# Problem details
The reply should reproduce every line of the data below word for word, minus any images.

# Data records
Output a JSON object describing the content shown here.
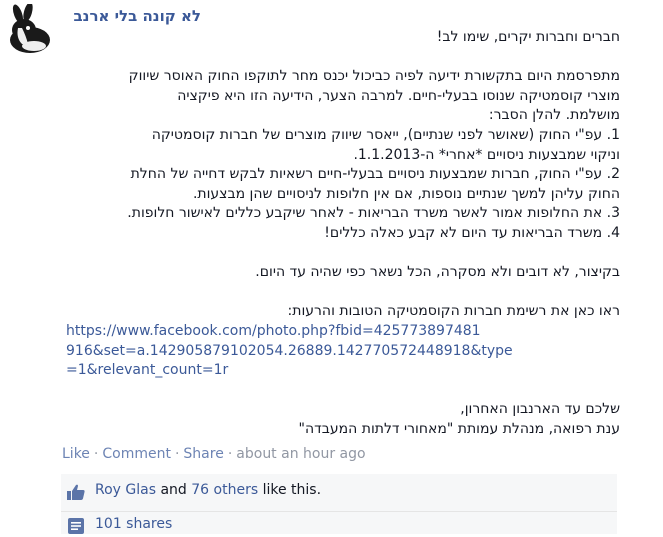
{
  "post": {
    "page_name": "לא קונה בלי ארנב",
    "lines": [
      "חברים וחברות יקרים, שימו לב!",
      "",
      "מתפרסמת היום בתקשורת ידיעה לפיה כביכול יכנס מחר לתוקפו החוק האוסר שיווק",
      "מוצרי קוסמטיקה שנוסו בבעלי-חיים. למרבה הצער, הידיעה הזו היא פיקציה",
      "מושלמת. להלן הסבר:",
      "1. עפ\"י החוק (שאושר לפני שנתיים), ייאסר שיווק מוצרים של חברות קוסמטיקה",
      "וניקוי שמבצעות ניסויים *אחרי* ה-1.1.2013.",
      "2. עפ\"י החוק, חברות שמבצעות ניסויים בבעלי-חיים רשאיות לבקש דחייה של החלת",
      "החוק עליהן למשך שנתיים נוספות, אם אין חלופות לניסויים שהן מבצעות.",
      "3. את החלופות אמור לאשר משרד הבריאות - לאחר שיקבע כללים לאישור חלופות.",
      "4. משרד הבריאות עד היום לא קבע כאלה כללים!",
      "",
      "בקיצור, לא דובים ולא מסקרה, הכל נשאר כפי שהיה עד היום.",
      "",
      "ראו כאן את רשימת חברות הקוסמטיקה הטובות והרעות:"
    ],
    "link_lines": [
      "https://www.facebook.com/photo.php?fbid=425773897481",
      "916&set=a.142905879102054.26889.142770572448918&type",
      "=1&relevant_count=1r"
    ],
    "signature_lines": [
      "שלכם עד הארנבון האחרון,",
      "ענת רפואה, מנהלת עמותת \"מאחורי דלתות המעבדה\""
    ]
  },
  "actions": {
    "like": "Like",
    "comment": "Comment",
    "share": "Share",
    "separator": "·",
    "time": "about an hour ago"
  },
  "ufi": {
    "liker_name": "Roy Glas",
    "likes_and": "and",
    "others_link": "76 others",
    "likes_suffix": "like this.",
    "shares_text": "101 shares"
  },
  "colors": {
    "link": "#3b5998",
    "action_link": "#6d84b4",
    "meta_gray": "#9197a3",
    "ufi_background": "#f6f7f8"
  },
  "icons": {
    "avatar": "rabbit-avatar",
    "likes": "thumbs-up-icon",
    "shares": "share-icon"
  }
}
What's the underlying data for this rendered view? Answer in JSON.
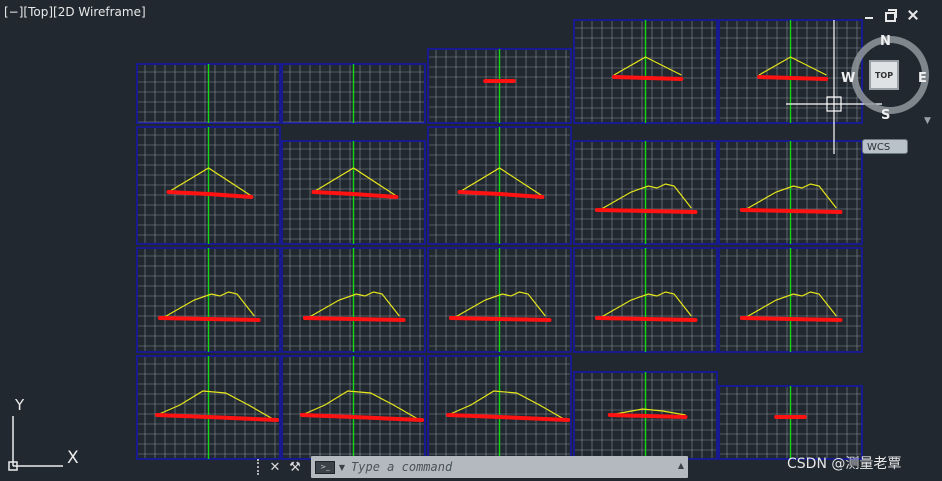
{
  "viewport": {
    "label": "[−][Top][2D Wireframe]"
  },
  "window_controls": [
    "minimize-icon",
    "restore-icon",
    "close-icon"
  ],
  "navigation": {
    "directions": {
      "north": "N",
      "south": "S",
      "east": "E",
      "west": "W"
    },
    "cube_face": "TOP",
    "coordinate_system": "WCS"
  },
  "ucs": {
    "x": "X",
    "y": "Y"
  },
  "command_line": {
    "placeholder": "Type a command"
  },
  "watermark": "CSDN @测量老覃",
  "colors": {
    "background": "#212830",
    "frame": "#1616a8",
    "grid": "#a7aeb6",
    "centerline": "#14d814",
    "profile": "#e6e619",
    "markup": "#ff1212"
  },
  "sections": [
    {
      "row": 1,
      "col": 1,
      "profile": "empty"
    },
    {
      "row": 1,
      "col": 2,
      "profile": "empty"
    },
    {
      "row": 1,
      "col": 3,
      "profile": "flat-small"
    },
    {
      "row": 1,
      "col": 4,
      "profile": "small-mound"
    },
    {
      "row": 1,
      "col": 5,
      "profile": "small-mound"
    },
    {
      "row": 2,
      "col": 1,
      "profile": "mound"
    },
    {
      "row": 2,
      "col": 2,
      "profile": "mound"
    },
    {
      "row": 2,
      "col": 3,
      "profile": "mound"
    },
    {
      "row": 2,
      "col": 4,
      "profile": "mound-ridged"
    },
    {
      "row": 2,
      "col": 5,
      "profile": "mound-ridged"
    },
    {
      "row": 3,
      "col": 1,
      "profile": "mound-ridged"
    },
    {
      "row": 3,
      "col": 2,
      "profile": "mound-ridged"
    },
    {
      "row": 3,
      "col": 3,
      "profile": "mound-ridged"
    },
    {
      "row": 3,
      "col": 4,
      "profile": "mound-ridged"
    },
    {
      "row": 3,
      "col": 5,
      "profile": "mound-ridged"
    },
    {
      "row": 4,
      "col": 1,
      "profile": "wide-mound"
    },
    {
      "row": 4,
      "col": 2,
      "profile": "wide-mound"
    },
    {
      "row": 4,
      "col": 3,
      "profile": "wide-mound"
    },
    {
      "row": 4,
      "col": 4,
      "profile": "flat-wide"
    },
    {
      "row": 4,
      "col": 5,
      "profile": "flat-small"
    }
  ]
}
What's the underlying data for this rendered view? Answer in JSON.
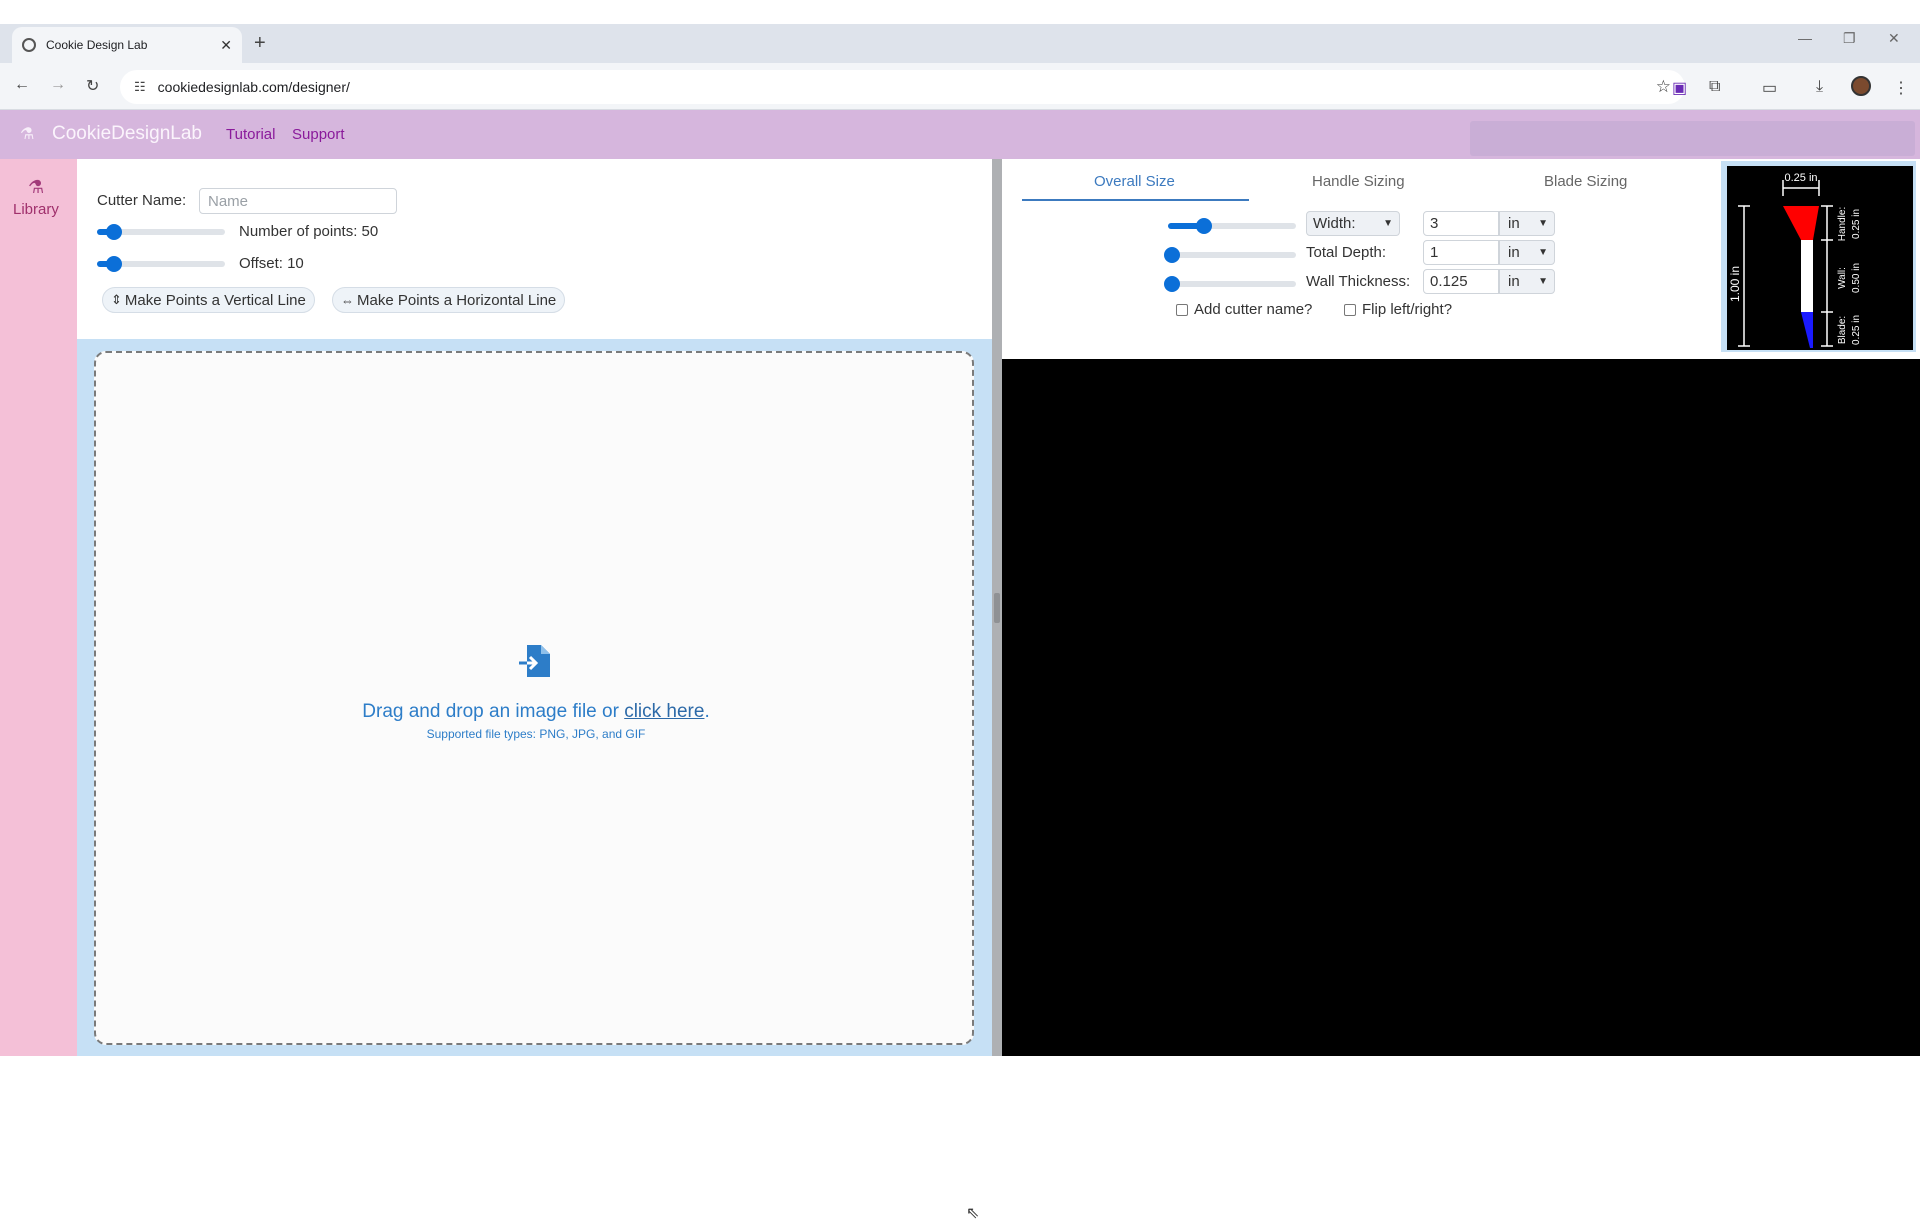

# Answer section
Output a JSON object describing the content shown here.
{
  "post": {
    "page_name": "לא קונה בלי ארנב",
    "lines": [
      "חברים וחברות יקרים, שימו לב!",
      "",
      "מתפרסמת היום בתקשורת ידיעה לפיה כביכול יכנס מחר לתוקפו החוק האוסר שיווק",
      "מוצרי קוסמטיקה שנוסו בבעלי-חיים. למרבה הצער, הידיעה הזו היא פיקציה",
      "מושלמת. להלן הסבר:",
      "1. עפ\"י החוק (שאושר לפני שנתיים), ייאסר שיווק מוצרים של חברות קוסמטיקה",
      "וניקוי שמבצעות ניסויים *אחרי* ה-1.1.2013.",
      "2. עפ\"י החוק, חברות שמבצעות ניסויים בבעלי-חיים רשאיות לבקש דחייה של החלת",
      "החוק עליהן למשך שנתיים נוספות, אם אין חלופות לניסויים שהן מבצעות.",
      "3. את החלופות אמור לאשר משרד הבריאות - לאחר שיקבע כללים לאישור חלופות.",
      "4. משרד הבריאות עד היום לא קבע כאלה כללים!",
      "",
      "בקיצור, לא דובים ולא מסקרה, הכל נשאר כפי שהיה עד היום.",
      "",
      "ראו כאן את רשימת חברות הקוסמטיקה הטובות והרעות:"
    ],
    "link_lines": [
      "https://www.facebook.com/photo.php?fbid=425773897481",
      "916&set=a.142905879102054.26889.142770572448918&type",
      "=1&relevant_count=1r"
    ],
    "signature_lines": [
      "שלכם עד הארנבון האחרון,",
      "ענת רפואה, מנהלת עמותת \"מאחורי דלתות המעבדה\""
    ]
  },
  "actions": {
    "like": "Like",
    "comment": "Comment",
    "share": "Share",
    "separator": "·",
    "time": "about an hour ago"
  },
  "ufi": {
    "liker_name": "Roy Glas",
    "likes_and": "and",
    "others_link": "76 others",
    "likes_suffix": "like this.",
    "shares_text": "101 shares"
  },
  "colors": {
    "link": "#3b5998",
    "action_link": "#6d84b4",
    "meta_gray": "#9197a3",
    "ufi_background": "#f6f7f8"
  },
  "icons": {
    "avatar": "rabbit-avatar",
    "likes": "thumbs-up-icon",
    "shares": "share-icon"
  }
}
What's the underlying data for this rendered view? Answer in JSON.
{
  "viewport": {
    "label": "[−][Top][2D Wireframe]"
  },
  "window_controls": [
    "minimize-icon",
    "restore-icon",
    "close-icon"
  ],
  "navigation": {
    "directions": {
      "north": "N",
      "south": "S",
      "east": "E",
      "west": "W"
    },
    "cube_face": "TOP",
    "coordinate_system": "WCS"
  },
  "ucs": {
    "x": "X",
    "y": "Y"
  },
  "command_line": {
    "placeholder": "Type a command"
  },
  "watermark": "CSDN @测量老覃",
  "colors": {
    "background": "#212830",
    "frame": "#1616a8",
    "grid": "#a7aeb6",
    "centerline": "#14d814",
    "profile": "#e6e619",
    "markup": "#ff1212"
  },
  "sections": [
    {
      "row": 1,
      "col": 1,
      "profile": "empty"
    },
    {
      "row": 1,
      "col": 2,
      "profile": "empty"
    },
    {
      "row": 1,
      "col": 3,
      "profile": "flat-small"
    },
    {
      "row": 1,
      "col": 4,
      "profile": "small-mound"
    },
    {
      "row": 1,
      "col": 5,
      "profile": "small-mound"
    },
    {
      "row": 2,
      "col": 1,
      "profile": "mound"
    },
    {
      "row": 2,
      "col": 2,
      "profile": "mound"
    },
    {
      "row": 2,
      "col": 3,
      "profile": "mound"
    },
    {
      "row": 2,
      "col": 4,
      "profile": "mound-ridged"
    },
    {
      "row": 2,
      "col": 5,
      "profile": "mound-ridged"
    },
    {
      "row": 3,
      "col": 1,
      "profile": "mound-ridged"
    },
    {
      "row": 3,
      "col": 2,
      "profile": "mound-ridged"
    },
    {
      "row": 3,
      "col": 3,
      "profile": "mound-ridged"
    },
    {
      "row": 3,
      "col": 4,
      "profile": "mound-ridged"
    },
    {
      "row": 3,
      "col": 5,
      "profile": "mound-ridged"
    },
    {
      "row": 4,
      "col": 1,
      "profile": "wide-mound"
    },
    {
      "row": 4,
      "col": 2,
      "profile": "wide-mound"
    },
    {
      "row": 4,
      "col": 3,
      "profile": "wide-mound"
    },
    {
      "row": 4,
      "col": 4,
      "profile": "flat-wide"
    },
    {
      "row": 4,
      "col": 5,
      "profile": "flat-small"
    }
  ]
}
What's the underlying data for this rendered view? Answer in JSON.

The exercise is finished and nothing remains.